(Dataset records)
↓↓↓
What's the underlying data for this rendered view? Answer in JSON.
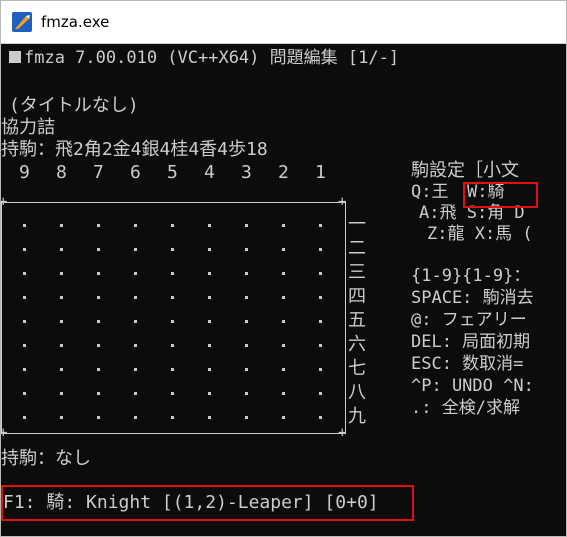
{
  "window": {
    "title": "fmza.exe"
  },
  "console": {
    "header": "fmza 7.00.010 (VC++X64) 問題編集 [1/-]",
    "title_line": "(タイトルなし)",
    "genre": "協力詰",
    "hand_top": "持駒：飛2角2金4銀4桂4香4歩18",
    "files": [
      "9",
      "8",
      "7",
      "6",
      "5",
      "4",
      "3",
      "2",
      "1"
    ],
    "ranks": [
      "一",
      "二",
      "三",
      "四",
      "五",
      "六",
      "七",
      "八",
      "九"
    ],
    "hand_bottom": "持駒：なし",
    "status_line": "F1: 騎: Knight [(1,2)-Leaper] [0+0]"
  },
  "help_panel": {
    "heading": "駒設定［小文",
    "row1_q": "Q:王",
    "row1_w": "W:騎",
    "row2": "A:飛 S:角 D",
    "row3": "Z:龍 X:馬 (",
    "row4": "{1-9}{1-9}：",
    "row5": "SPACE: 駒消去",
    "row6": "@: フェアリー",
    "row7": "DEL: 局面初期",
    "row8": "ESC: 数取消=",
    "row9": "^P: UNDO ^N:",
    "row10": ".: 全検/求解"
  },
  "colors": {
    "console_bg": "#0c0c0c",
    "text": "#cccccc",
    "highlight_border": "#e01010",
    "icon_blue": "#1f5fbf"
  }
}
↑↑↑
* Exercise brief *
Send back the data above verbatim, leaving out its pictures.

* Reply *
What's the underlying data for this rendered view? Answer in JSON.
{
  "window": {
    "title": "fmza.exe"
  },
  "console": {
    "header": "fmza 7.00.010 (VC++X64) 問題編集 [1/-]",
    "title_line": "(タイトルなし)",
    "genre": "協力詰",
    "hand_top": "持駒：飛2角2金4銀4桂4香4歩18",
    "files": [
      "9",
      "8",
      "7",
      "6",
      "5",
      "4",
      "3",
      "2",
      "1"
    ],
    "ranks": [
      "一",
      "二",
      "三",
      "四",
      "五",
      "六",
      "七",
      "八",
      "九"
    ],
    "hand_bottom": "持駒：なし",
    "status_line": "F1: 騎: Knight [(1,2)-Leaper] [0+0]"
  },
  "help_panel": {
    "heading": "駒設定［小文",
    "row1_q": "Q:王",
    "row1_w": "W:騎",
    "row2": "A:飛 S:角 D",
    "row3": "Z:龍 X:馬 (",
    "row4": "{1-9}{1-9}：",
    "row5": "SPACE: 駒消去",
    "row6": "@: フェアリー",
    "row7": "DEL: 局面初期",
    "row8": "ESC: 数取消=",
    "row9": "^P: UNDO ^N:",
    "row10": ".: 全検/求解"
  },
  "colors": {
    "console_bg": "#0c0c0c",
    "text": "#cccccc",
    "highlight_border": "#e01010",
    "icon_blue": "#1f5fbf"
  }
}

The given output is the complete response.